▸ Raw data:
[Start of Attachment]
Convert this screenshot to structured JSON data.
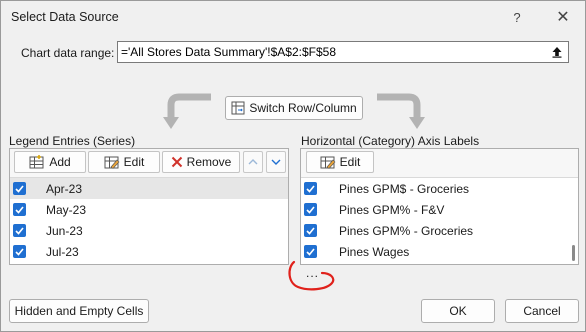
{
  "window": {
    "title": "Select Data Source",
    "help_glyph": "?",
    "close_glyph": "✕"
  },
  "range": {
    "label": "Chart data range:",
    "value": "='All Stores Data Summary'!$A$2:$F$58"
  },
  "switch_button": {
    "label": "Switch Row/Column"
  },
  "legend": {
    "label": "Legend Entries (Series)",
    "add_label": "Add",
    "edit_label": "Edit",
    "remove_label": "Remove",
    "items": [
      {
        "label": "Apr-23",
        "checked": true,
        "selected": true
      },
      {
        "label": "May-23",
        "checked": true,
        "selected": false
      },
      {
        "label": "Jun-23",
        "checked": true,
        "selected": false
      },
      {
        "label": "Jul-23",
        "checked": true,
        "selected": false
      }
    ]
  },
  "axis": {
    "label": "Horizontal (Category) Axis Labels",
    "edit_label": "Edit",
    "items": [
      {
        "label": "Pines GPM$ - Groceries",
        "checked": true
      },
      {
        "label": "Pines GPM% - F&V",
        "checked": true
      },
      {
        "label": "Pines GPM% - Groceries",
        "checked": true
      },
      {
        "label": "Pines Wages",
        "checked": true
      }
    ],
    "more": "..."
  },
  "footer": {
    "hidden_cells_label": "Hidden and Empty Cells",
    "ok_label": "OK",
    "cancel_label": "Cancel"
  },
  "colors": {
    "checkbox": "#1f6fd1",
    "annotation": "#e0211b",
    "arrow_gray": "#b3b3b3"
  }
}
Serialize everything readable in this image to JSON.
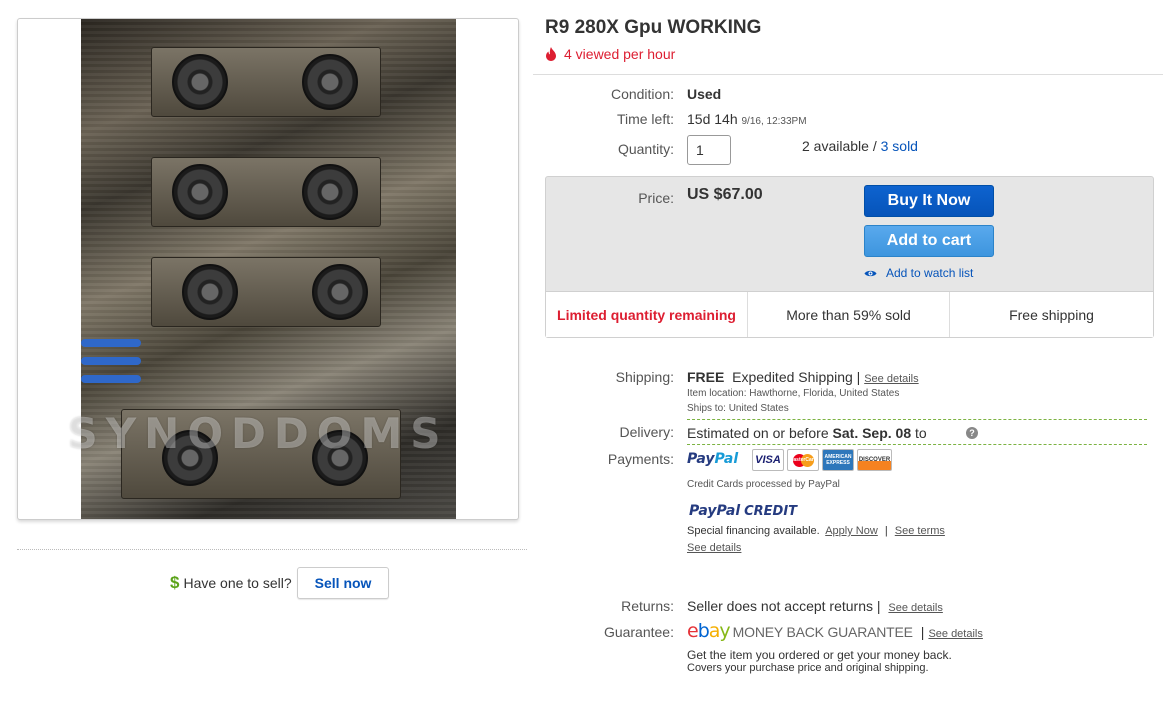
{
  "listing": {
    "title": "R9 280X Gpu WORKING",
    "viewed": "4 viewed per hour",
    "image_watermark": "SYNODDOMS"
  },
  "details": {
    "condition_label": "Condition:",
    "condition_value": "Used",
    "time_left_label": "Time left:",
    "time_left_value": "15d 14h",
    "time_left_date": "9/16, 12:33PM",
    "quantity_label": "Quantity:",
    "quantity_value": "1",
    "available": "2 available",
    "separator": " / ",
    "sold": "3 sold"
  },
  "price": {
    "label": "Price:",
    "value": "US $67.00",
    "buy_now": "Buy It Now",
    "add_to_cart": "Add to cart",
    "watch": "Add to watch list"
  },
  "stats": [
    "Limited quantity remaining",
    "More than 59% sold",
    "Free shipping"
  ],
  "shipping": {
    "label": "Shipping:",
    "free": "FREE",
    "method": "Expedited Shipping",
    "bar": "|",
    "see_details": "See details",
    "item_location": "Item location:  Hawthorne, Florida, United States",
    "ships_to": "Ships to:  United States"
  },
  "delivery": {
    "label": "Delivery:",
    "text": "Estimated on or before ",
    "date": "Sat. Sep. 08",
    "to": " to",
    "help": "?"
  },
  "payments": {
    "label": "Payments:",
    "paypal_a": "Pay",
    "paypal_b": "Pal",
    "cards": [
      "VISA",
      "MasterCard",
      "AMERICAN EXPRESS",
      "DISCOVER"
    ],
    "credit_cards_note": "Credit Cards processed by PayPal",
    "credit_a": "PayPal",
    "credit_b": "CREDIT",
    "financing": "Special financing available.",
    "apply_now": "Apply Now",
    "bar": "|",
    "see_terms": "See terms",
    "see_details": "See details"
  },
  "returns": {
    "label": "Returns:",
    "value": "Seller does not accept returns",
    "bar": "|",
    "see_details": "See details"
  },
  "guarantee": {
    "label": "Guarantee:",
    "logo_letters": [
      "e",
      "b",
      "a",
      "y"
    ],
    "logo_colors": [
      "#e53238",
      "#0064d2",
      "#f5af02",
      "#86b817"
    ],
    "mbg": "MONEY BACK GUARANTEE",
    "bar": "|",
    "see_details": "See details",
    "line1": "Get the item you ordered or get your money back.",
    "line2": "Covers your purchase price and original shipping."
  },
  "sell": {
    "dollar": "$",
    "prompt": "Have one to sell?",
    "button": "Sell now"
  },
  "colors": {
    "accent_blue": "#0654ba",
    "alert_red": "#dd1e31",
    "success_green": "#5ba319"
  }
}
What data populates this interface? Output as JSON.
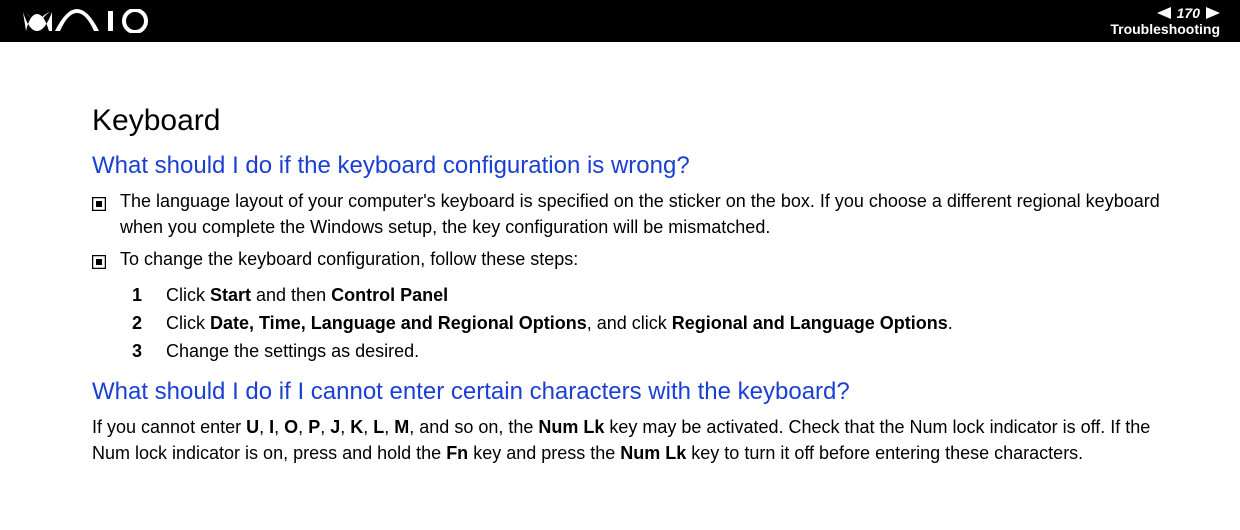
{
  "header": {
    "page_number": "170",
    "breadcrumb": "Troubleshooting"
  },
  "content": {
    "section_title": "Keyboard",
    "q1": {
      "question": "What should I do if the keyboard configuration is wrong?",
      "bullet1": "The language layout of your computer's keyboard is specified on the sticker on the box. If you choose a different regional keyboard when you complete the Windows setup, the key configuration will be mismatched.",
      "bullet2": "To change the keyboard configuration, follow these steps:",
      "steps": {
        "n1": "1",
        "s1_pre": "Click ",
        "s1_b1": "Start",
        "s1_mid": " and then ",
        "s1_b2": "Control Panel",
        "n2": "2",
        "s2_pre": "Click ",
        "s2_b1": "Date, Time, Language and Regional Options",
        "s2_mid": ", and click ",
        "s2_b2": "Regional and Language Options",
        "s2_suf": ".",
        "n3": "3",
        "s3": "Change the settings as desired."
      }
    },
    "q2": {
      "question": "What should I do if I cannot enter certain characters with the keyboard?",
      "p_pre": "If you cannot enter ",
      "kU": "U",
      "c1": ", ",
      "kI": "I",
      "c2": ", ",
      "kO": "O",
      "c3": ", ",
      "kP": "P",
      "c4": ", ",
      "kJ": "J",
      "c5": ", ",
      "kK": "K",
      "c6": ", ",
      "kL": "L",
      "c7": ", ",
      "kM": "M",
      "p_mid1": ", and so on, the ",
      "kNumLk1": "Num Lk",
      "p_mid2": " key may be activated. Check that the Num lock indicator is off. If the Num lock indicator is on, press and hold the ",
      "kFn": "Fn",
      "p_mid3": " key and press the ",
      "kNumLk2": "Num Lk",
      "p_suf": " key to turn it off before entering these characters."
    }
  }
}
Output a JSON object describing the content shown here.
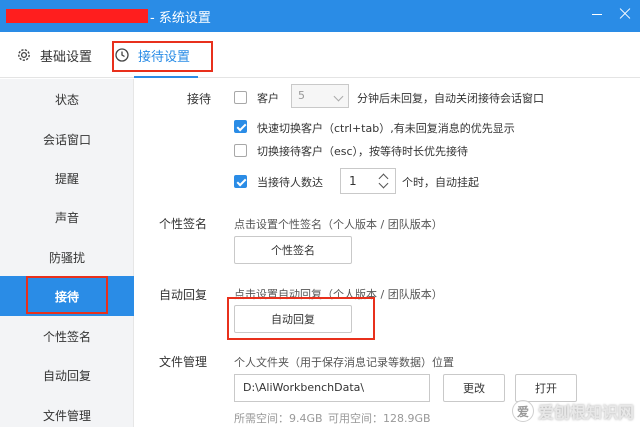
{
  "window": {
    "title": "- 系统设置",
    "colors": {
      "titlebar": "#2a8ce6",
      "accent": "#2a8ce6",
      "highlight_box": "#e8301c"
    }
  },
  "tabs": [
    {
      "label": "基础设置",
      "icon": "gear-icon"
    },
    {
      "label": "接待设置",
      "icon": "clock-icon",
      "active": true
    }
  ],
  "sidebar": {
    "items": [
      {
        "label": "状态"
      },
      {
        "label": "会话窗口"
      },
      {
        "label": "提醒"
      },
      {
        "label": "声音"
      },
      {
        "label": "防骚扰"
      },
      {
        "label": "接待",
        "active": true
      },
      {
        "label": "个性签名"
      },
      {
        "label": "自动回复"
      },
      {
        "label": "文件管理"
      }
    ]
  },
  "reception": {
    "label": "接待",
    "auto_close": {
      "checked": false,
      "prefix": "客户",
      "minutes": "5",
      "suffix": "分钟后未回复，自动关闭接待会话窗口"
    },
    "fast_switch": {
      "checked": true,
      "text": "快速切换客户（ctrl+tab）,有未回复消息的优先显示"
    },
    "switch_reception": {
      "checked": false,
      "text": "切换接待客户（esc），按等待时长优先接待"
    },
    "auto_hang": {
      "checked": true,
      "prefix": "当接待人数达",
      "count": "1",
      "suffix": "个时，自动挂起"
    }
  },
  "signature": {
    "label": "个性签名",
    "hint": "点击设置个性签名（个人版本 / 团队版本）",
    "button": "个性签名"
  },
  "auto_reply": {
    "label": "自动回复",
    "hint": "点击设置自动回复（个人版本 / 团队版本）",
    "button": "自动回复"
  },
  "file_mgmt": {
    "label": "文件管理",
    "hint": "个人文件夹（用于保存消息记录等数据）位置",
    "path": "D:\\AliWorkbenchData\\",
    "change_button": "更改",
    "open_button": "打开",
    "used_space": "所需空间：9.4GB",
    "free_space": "可用空间：128.9GB"
  },
  "watermark": {
    "text": "爱刨根知识网",
    "logo": "爱"
  }
}
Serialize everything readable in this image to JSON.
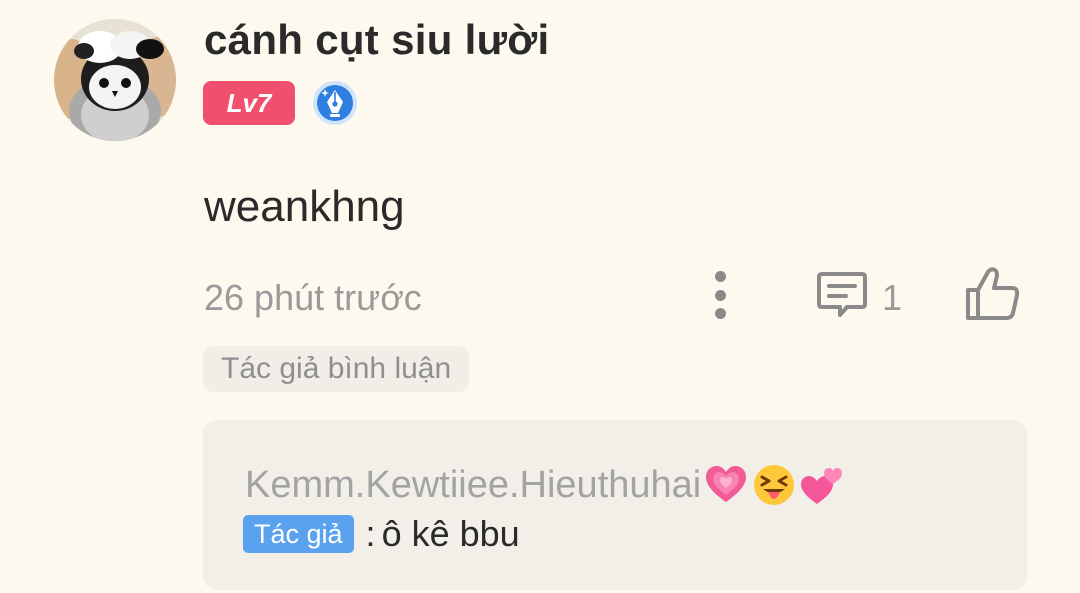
{
  "comment": {
    "username": "cánh cụt siu lười",
    "level_badge": "Lv7",
    "creator_badge_icon": "pen-nib-icon",
    "text": "weankhng",
    "timestamp": "26 phút trước",
    "reply_count": "1",
    "author_tag": "Tác giả bình luận"
  },
  "reply": {
    "author_name": "Kemm.Kewtiiee.Hieuthuhai",
    "author_emojis": [
      "growing-heart-emoji",
      "squinting-tongue-emoji",
      "two-hearts-emoji"
    ],
    "author_badge": "Tác giả",
    "separator": ":",
    "text": "ô kê bbu"
  },
  "colors": {
    "background": "#fdf9ef",
    "level_badge": "#f0506e",
    "author_badge": "#5aa2ee",
    "creator_badge": "#2f7fe0",
    "muted_text": "#9a9a9a"
  }
}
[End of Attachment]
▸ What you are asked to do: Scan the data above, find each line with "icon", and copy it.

▸ Your response:
      "icon": "gear-icon"
      "icon": "clock-icon",
    "creator_badge_icon": "pen-nib-icon",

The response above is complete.